The news that Salman Rushdie is recovering and ‘joking’ is good, though his family are also saying his injuries are ‘life changing’. His agent, Andrew Wylie, said his liver had been damaged and that he was likely to lose an eye. We are lucky that Rushdie is an icon of free speech and not a martyr of it.
The author Margaret Atwood has commented (If we don’t defend free speech, we live in tyranny) about the wider implications for democracy of the attack: “Yet again “that sort of thing never happens here” has been proven false: in our present world, anything can happen anywhere. American democracy is under threat as never before: the attempted assassination of a writer is just one more symptom.”
Ever since the Ayatollah Khomeini’s 1989 fatwa — encouraging anyone to murder him — Rushdie has been under threat and almost constant fear of attack. Only very recently did he say that he felt his life was ‘normal again’.
This is not an attack on ‘western values’ whatever they may be, but it is an attack on democracy and critical thinking.
As Suhayl Saadi has written: “One’s true stance on freedom of expression is demonstrated not by the extent of one’s ferocity in defending the freedom of expression of those with whom one agrees (anyone can do that!), but by one’s principled defence of freedom of expression by those with whom one vehemently disagrees.”
With that simple truth you’d have to completely not just defend Rushdie’s right to write what he likes (a la Biko) but Jerry Sadowitz’s right to say what he likes on a comedy stage too.
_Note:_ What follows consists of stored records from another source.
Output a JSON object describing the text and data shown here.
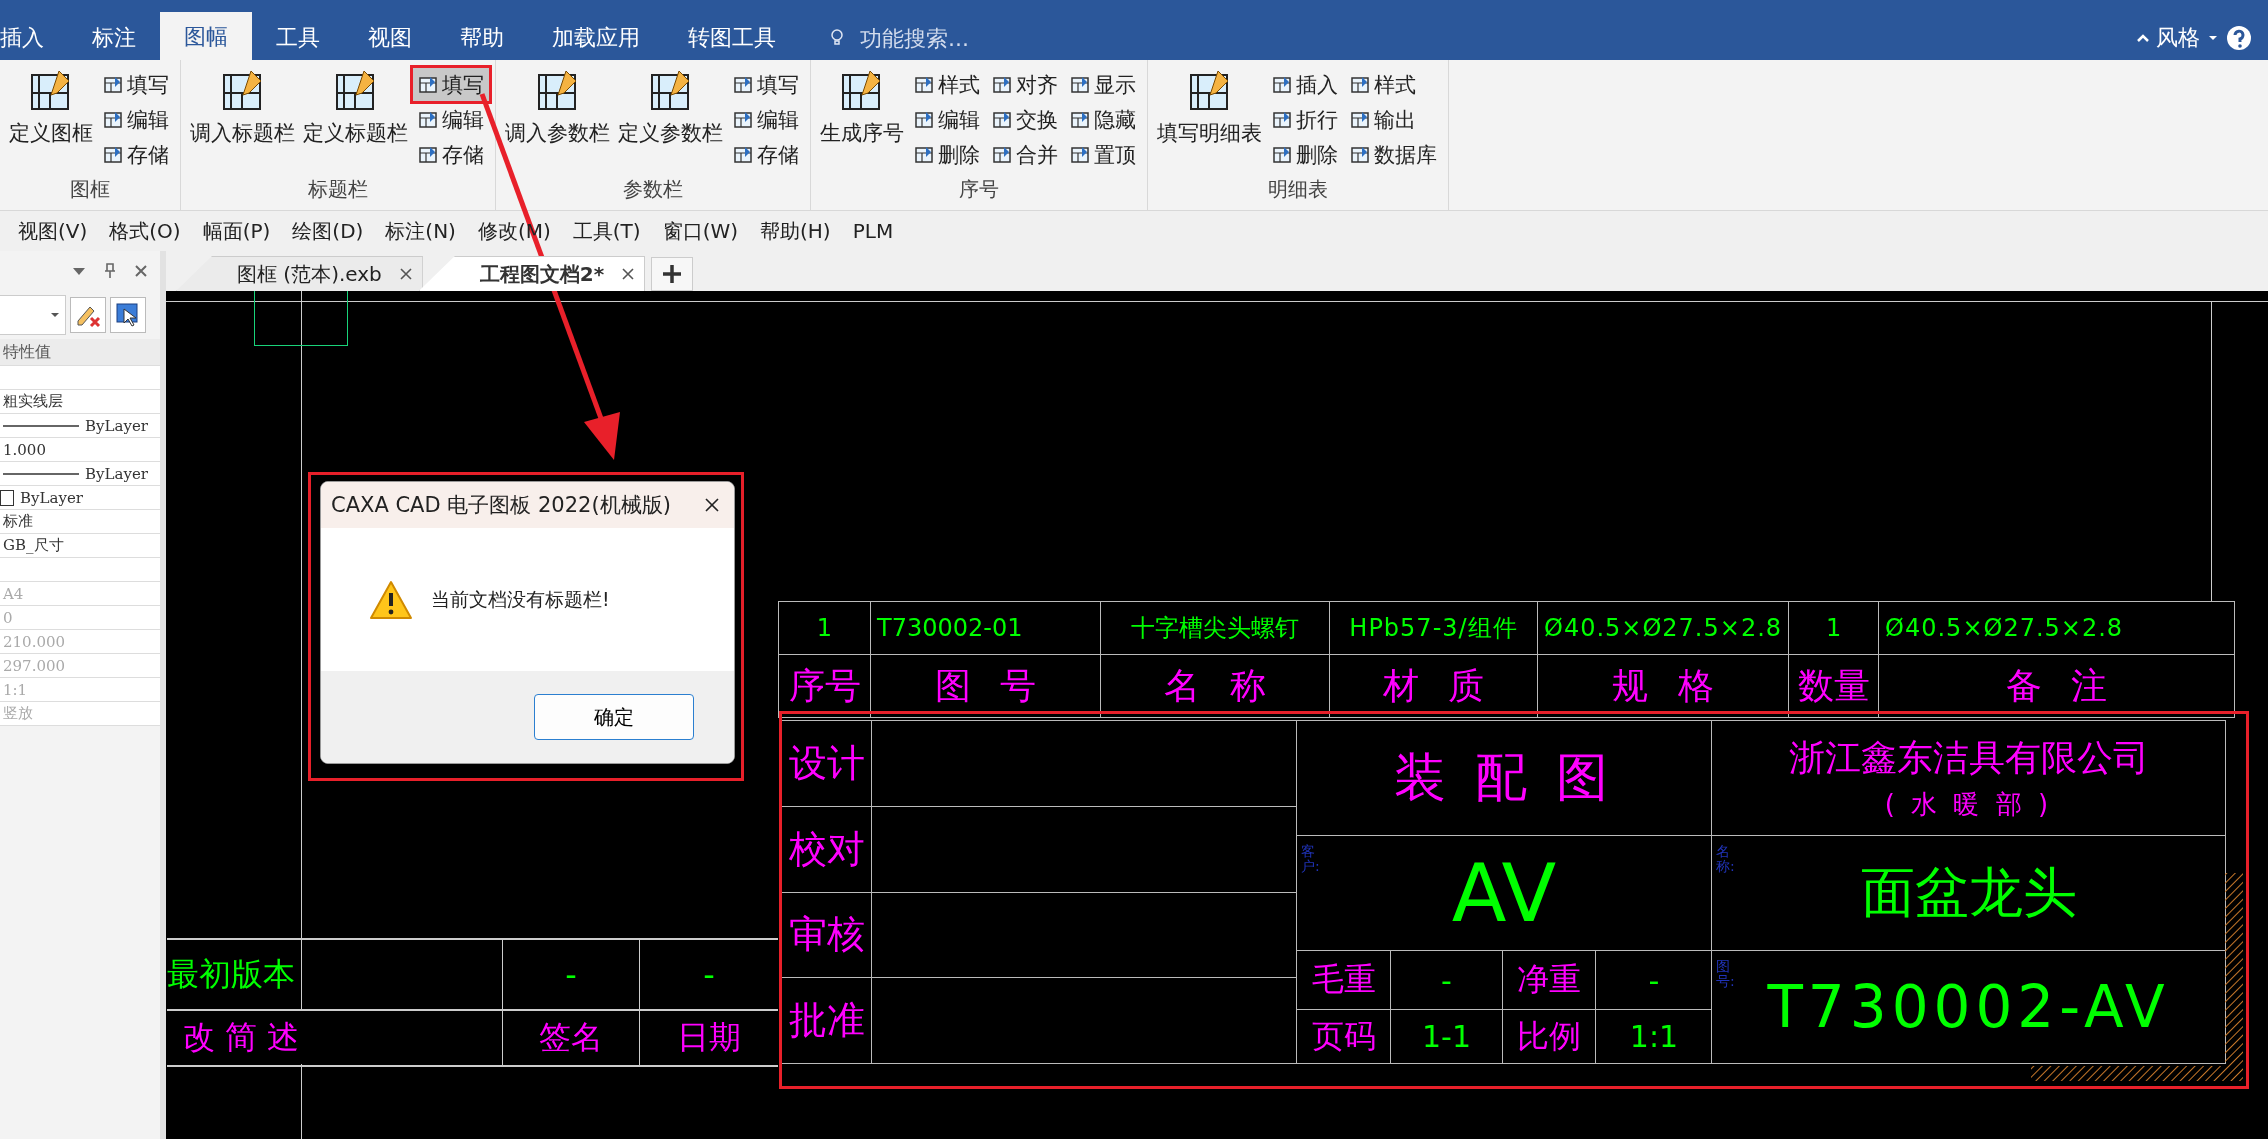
{
  "ribbon_tabs": [
    {
      "label": "插入",
      "selected": false
    },
    {
      "label": "标注",
      "selected": false
    },
    {
      "label": "图幅",
      "selected": true
    },
    {
      "label": "工具",
      "selected": false
    },
    {
      "label": "视图",
      "selected": false
    },
    {
      "label": "帮助",
      "selected": false
    },
    {
      "label": "加载应用",
      "selected": false
    },
    {
      "label": "转图工具",
      "selected": false
    }
  ],
  "search": {
    "placeholder": "功能搜索..."
  },
  "style_menu": {
    "label": "风格"
  },
  "ribbon_groups": [
    {
      "label": "图框",
      "items": [
        {
          "kind": "large",
          "label": "定义图框",
          "selected": false
        },
        {
          "kind": "column",
          "items": [
            {
              "label": "填写",
              "selected": false
            },
            {
              "label": "编辑",
              "selected": false
            },
            {
              "label": "存储",
              "selected": false
            }
          ]
        }
      ]
    },
    {
      "label": "标题栏",
      "items": [
        {
          "kind": "large",
          "label": "调入标题栏",
          "selected": false
        },
        {
          "kind": "large",
          "label": "定义标题栏",
          "selected": false
        },
        {
          "kind": "column",
          "items": [
            {
              "label": "填写",
              "selected": true
            },
            {
              "label": "编辑",
              "selected": false
            },
            {
              "label": "存储",
              "selected": false
            }
          ]
        }
      ]
    },
    {
      "label": "参数栏",
      "items": [
        {
          "kind": "large",
          "label": "调入参数栏",
          "selected": false
        },
        {
          "kind": "large",
          "label": "定义参数栏",
          "selected": false
        },
        {
          "kind": "column",
          "items": [
            {
              "label": "填写",
              "selected": false
            },
            {
              "label": "编辑",
              "selected": false
            },
            {
              "label": "存储",
              "selected": false
            }
          ]
        }
      ]
    },
    {
      "label": "序号",
      "items": [
        {
          "kind": "large",
          "label": "生成序号",
          "selected": false
        },
        {
          "kind": "column",
          "items": [
            {
              "label": "样式",
              "selected": false
            },
            {
              "label": "编辑",
              "selected": false
            },
            {
              "label": "删除",
              "selected": false
            }
          ]
        },
        {
          "kind": "column",
          "items": [
            {
              "label": "对齐",
              "selected": false
            },
            {
              "label": "交换",
              "selected": false
            },
            {
              "label": "合并",
              "selected": false
            }
          ]
        },
        {
          "kind": "column",
          "items": [
            {
              "label": "显示",
              "selected": false
            },
            {
              "label": "隐藏",
              "selected": false
            },
            {
              "label": "置顶",
              "selected": false
            }
          ]
        }
      ]
    },
    {
      "label": "明细表",
      "items": [
        {
          "kind": "large",
          "label": "填写明细表",
          "selected": false
        },
        {
          "kind": "column",
          "items": [
            {
              "label": "插入",
              "selected": false
            },
            {
              "label": "折行",
              "selected": false
            },
            {
              "label": "删除",
              "selected": false
            }
          ]
        },
        {
          "kind": "column",
          "items": [
            {
              "label": "样式",
              "selected": false
            },
            {
              "label": "输出",
              "selected": false
            },
            {
              "label": "数据库",
              "selected": false
            }
          ]
        }
      ]
    }
  ],
  "menu_bar": [
    "视图(V)",
    "格式(O)",
    "幅面(P)",
    "绘图(D)",
    "标注(N)",
    "修改(M)",
    "工具(T)",
    "窗口(W)",
    "帮助(H)",
    "PLM"
  ],
  "properties": {
    "header": "特性值",
    "rows": [
      {
        "kind": "blank"
      },
      {
        "kind": "text",
        "value": "粗实线层",
        "disabled": false
      },
      {
        "kind": "line",
        "value": "ByLayer",
        "disabled": false
      },
      {
        "kind": "text",
        "value": "1.000",
        "disabled": false
      },
      {
        "kind": "line",
        "value": "ByLayer",
        "disabled": false
      },
      {
        "kind": "swatch",
        "value": "ByLayer",
        "disabled": false
      },
      {
        "kind": "text",
        "value": "标准",
        "disabled": false
      },
      {
        "kind": "text",
        "value": "GB_尺寸",
        "disabled": false
      },
      {
        "kind": "blank"
      },
      {
        "kind": "text",
        "value": "A4",
        "disabled": true
      },
      {
        "kind": "text",
        "value": "0",
        "disabled": true
      },
      {
        "kind": "text",
        "value": "210.000",
        "disabled": true
      },
      {
        "kind": "text",
        "value": "297.000",
        "disabled": true
      },
      {
        "kind": "text",
        "value": "1:1",
        "disabled": true
      },
      {
        "kind": "text",
        "value": "竖放",
        "disabled": true
      }
    ]
  },
  "doc_tabs": [
    {
      "label": "图框 (范本).exb",
      "selected": false
    },
    {
      "label": "工程图文档2*",
      "selected": true
    }
  ],
  "bom": {
    "rows": [
      [
        "1",
        "T730002-01",
        "十字槽尖头螺钉",
        "HPb57-3/组件",
        "Ø40.5×Ø27.5×2.8",
        "1",
        "Ø40.5×Ø27.5×2.8"
      ]
    ],
    "header": [
      "序号",
      "图 号",
      "名 称",
      "材 质",
      "规 格",
      "数量",
      "备 注"
    ]
  },
  "title_block": {
    "signoff": [
      "设计",
      "校对",
      "审核",
      "批准"
    ],
    "drawing_type": "装 配 图",
    "company": "浙江鑫东洁具有限公司",
    "department": "( 水 暖 部 )",
    "customer_label": "客户:",
    "customer": "AV",
    "name_label": "名称:",
    "name": "面盆龙头",
    "number_label": "图号:",
    "number": "T730002-AV",
    "weights": [
      {
        "label": "毛重",
        "value": "-"
      },
      {
        "label": "净重",
        "value": "-"
      },
      {
        "label": "页码",
        "value": "1-1"
      },
      {
        "label": "比例",
        "value": "1:1"
      }
    ]
  },
  "revision": {
    "row": [
      "最初版本",
      "-",
      "-"
    ],
    "header": [
      "改 简 述",
      "签名",
      "日期"
    ]
  },
  "dialog": {
    "title": "CAXA CAD 电子图板 2022(机械版)",
    "message": "当前文档没有标题栏!",
    "ok": "确定"
  }
}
It’s a long way down from Midnight’s Children to wagging your willy I know, but the thing about freedom of speech is not just the defence of ideas you disagree with but also things that are, well, just a bit shit.
The idea that what the Scotsman and BBC Scotland will inevitably call a stooshie (cringe) was manufactured by Sadowitz (to sell his tour) or by The Pleasance (to adopt some kind of high ground and attract new audiences) seems at best unlikely. A not-very-funny comic tells deliberately offensive material and venue panics after complaints. The End. The festival thrives on this sort of controversy but it’s of little actual consequence and masks the banality of the whole tired bougie phenomena, it’s a sort of cultural desert that coughs-up Simply Red at the Summer Sessions as it slowly destroys its host.
Wishing Salman Rushdie as best a recovery he can make and solidarity to all writers and artists and performers under attack.